The role of the change manager isn’t always as clear cut as we might like. In smaller initiatives or organizations, we’re a one-man band. In larger initiatives and organizations, we’re a conductor – or a member of a jazz ensemble. Here’s how to navigate those waters.
[Disclaimer: I abhor that the English language uses the male noun to mean refer to both men and women with an inference towards male only. Often, I will intentionally switch pronouns between male and female. However, I rarely switch from, for example, fireman to fireperson, because it’s awkward for the reader. In cases where is an alternative is available, such as policeman to police officer, I will use those. There is no suitable replacement for “one-man band.” I ask that my readers accept that I’m not intending to minimize the powerful women who fill this role.]
The One-Man Band
One of the impressive things about the change managers is their ability to adapt and reach into related areas of expertise to fill essential gaps. In smaller organizations, change managers must provide communications expertise and training support.
Instead of working with a dedicated communications team, the change manager is required to develop communications plans and sketch, if not write, the communications themselves. While this is a skill set that every change manager should possess, it’s equally a skill for which there are dedicated professionals.
There are entire professions around learning and development.

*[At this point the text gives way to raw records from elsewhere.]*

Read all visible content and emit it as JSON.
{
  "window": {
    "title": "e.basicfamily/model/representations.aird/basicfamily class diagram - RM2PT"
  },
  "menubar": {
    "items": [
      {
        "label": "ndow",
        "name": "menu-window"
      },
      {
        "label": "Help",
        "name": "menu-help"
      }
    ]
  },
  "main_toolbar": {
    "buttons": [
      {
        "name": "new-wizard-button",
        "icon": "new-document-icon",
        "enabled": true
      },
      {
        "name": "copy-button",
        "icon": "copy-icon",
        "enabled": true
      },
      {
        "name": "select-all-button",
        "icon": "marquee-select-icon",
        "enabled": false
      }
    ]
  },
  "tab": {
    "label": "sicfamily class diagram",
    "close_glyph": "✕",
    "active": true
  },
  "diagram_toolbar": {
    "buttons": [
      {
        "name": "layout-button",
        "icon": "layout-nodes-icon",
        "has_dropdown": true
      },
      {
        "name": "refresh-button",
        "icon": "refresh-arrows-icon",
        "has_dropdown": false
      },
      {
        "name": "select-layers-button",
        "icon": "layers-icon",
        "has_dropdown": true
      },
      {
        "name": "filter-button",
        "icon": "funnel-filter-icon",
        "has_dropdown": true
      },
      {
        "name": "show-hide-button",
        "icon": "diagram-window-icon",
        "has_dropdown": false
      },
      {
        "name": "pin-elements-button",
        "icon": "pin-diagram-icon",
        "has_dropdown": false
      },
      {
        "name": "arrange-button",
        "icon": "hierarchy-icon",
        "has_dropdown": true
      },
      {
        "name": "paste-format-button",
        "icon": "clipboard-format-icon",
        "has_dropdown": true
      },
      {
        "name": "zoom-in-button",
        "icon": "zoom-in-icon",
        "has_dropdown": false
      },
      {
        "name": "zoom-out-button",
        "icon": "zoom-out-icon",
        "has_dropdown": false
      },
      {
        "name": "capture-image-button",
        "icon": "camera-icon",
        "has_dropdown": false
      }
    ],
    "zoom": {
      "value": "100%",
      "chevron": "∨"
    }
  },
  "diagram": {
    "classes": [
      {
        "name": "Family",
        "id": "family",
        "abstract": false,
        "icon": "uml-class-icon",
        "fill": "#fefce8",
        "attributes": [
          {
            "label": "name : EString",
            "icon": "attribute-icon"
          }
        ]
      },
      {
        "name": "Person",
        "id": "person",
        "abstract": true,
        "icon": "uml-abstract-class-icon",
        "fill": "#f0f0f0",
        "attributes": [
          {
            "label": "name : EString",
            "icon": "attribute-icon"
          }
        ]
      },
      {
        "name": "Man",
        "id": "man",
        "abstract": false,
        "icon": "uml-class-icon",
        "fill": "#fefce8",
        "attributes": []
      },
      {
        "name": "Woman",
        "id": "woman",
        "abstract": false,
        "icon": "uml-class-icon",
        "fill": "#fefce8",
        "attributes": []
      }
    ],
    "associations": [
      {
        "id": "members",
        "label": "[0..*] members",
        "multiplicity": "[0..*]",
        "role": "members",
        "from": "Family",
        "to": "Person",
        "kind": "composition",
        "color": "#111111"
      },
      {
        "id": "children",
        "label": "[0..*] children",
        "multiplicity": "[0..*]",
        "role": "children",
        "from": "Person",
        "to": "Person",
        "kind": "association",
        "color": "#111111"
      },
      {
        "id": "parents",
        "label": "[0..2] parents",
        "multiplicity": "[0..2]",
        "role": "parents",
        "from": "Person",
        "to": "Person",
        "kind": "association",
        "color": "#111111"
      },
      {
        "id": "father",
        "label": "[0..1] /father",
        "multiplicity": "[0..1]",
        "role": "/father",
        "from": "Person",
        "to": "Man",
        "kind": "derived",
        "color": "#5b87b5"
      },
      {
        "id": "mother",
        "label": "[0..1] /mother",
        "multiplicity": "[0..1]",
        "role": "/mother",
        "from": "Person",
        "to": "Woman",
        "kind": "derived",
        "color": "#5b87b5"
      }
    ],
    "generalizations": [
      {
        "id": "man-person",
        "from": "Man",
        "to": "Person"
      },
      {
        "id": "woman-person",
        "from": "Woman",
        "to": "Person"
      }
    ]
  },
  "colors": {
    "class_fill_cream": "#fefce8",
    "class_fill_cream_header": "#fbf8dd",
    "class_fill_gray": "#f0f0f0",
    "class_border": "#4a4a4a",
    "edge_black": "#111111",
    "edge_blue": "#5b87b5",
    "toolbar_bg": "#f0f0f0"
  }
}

However, when they don’t exist in your organization or they’re too busy with other initiatives, it becomes incumbent on the change management professional to step up and design training and productivity aids that support the successful changes the organization desires.
Of course, project management is a key skill that keeps the project aspects of the change running smoothly as well. Effective change managers often adapt into providing project management services for small-scale projects where a dedicated project manager isn’t available.
Changes need certain elements to be successful. If they don’t exist, the adaptable change manager may find that they have to create them. The opposite end of the spectrum comes when there’s a larger organization and a larger, better-funded project.
When there is an internal communications team, training and development team, and project management team, the role of the change manager changes from one-man band to that of conductor. A conductor doesn’t play all the instruments in the symphony. Nor is the conductor the best player of any one instrument in the symphony. Their power comes from their ability to help the symphony members coordinate and work together effectively.
Instead of being tasked with the developing the communications plan or the individual communications, an effective change manger facilitates these into the larger set of activities happening in the change. Project managers are able to manage the day-to-day tracking of progress, freeing the change manager to look for how stakeholders aren’t being supported sufficiently with the planned activities and artifacts.
In the role of the conductor, the change manager may occasionally step in to help out in an area. But they will most frequently look for the gaps that may cause the change to fail, much like a jazz musician looks for ways to keep improvisational jazz going.
In a jazz ensemble, there’s no one leader. The music is led dynamically as different musicians add their performance to the piece, and it constantly evolves. In organizations with well-managed disciplines for internal communication, training and development, and project management, the role may feel more like that of a jazz musician dynamically finding ways to add to the process in the service of the overall performance.
Change managers shouldn’t be afraid to do what they need to do as a one-man band, to lead like a conductor, or to perform as a part of the ensemble in the overall flow of creating success for the change.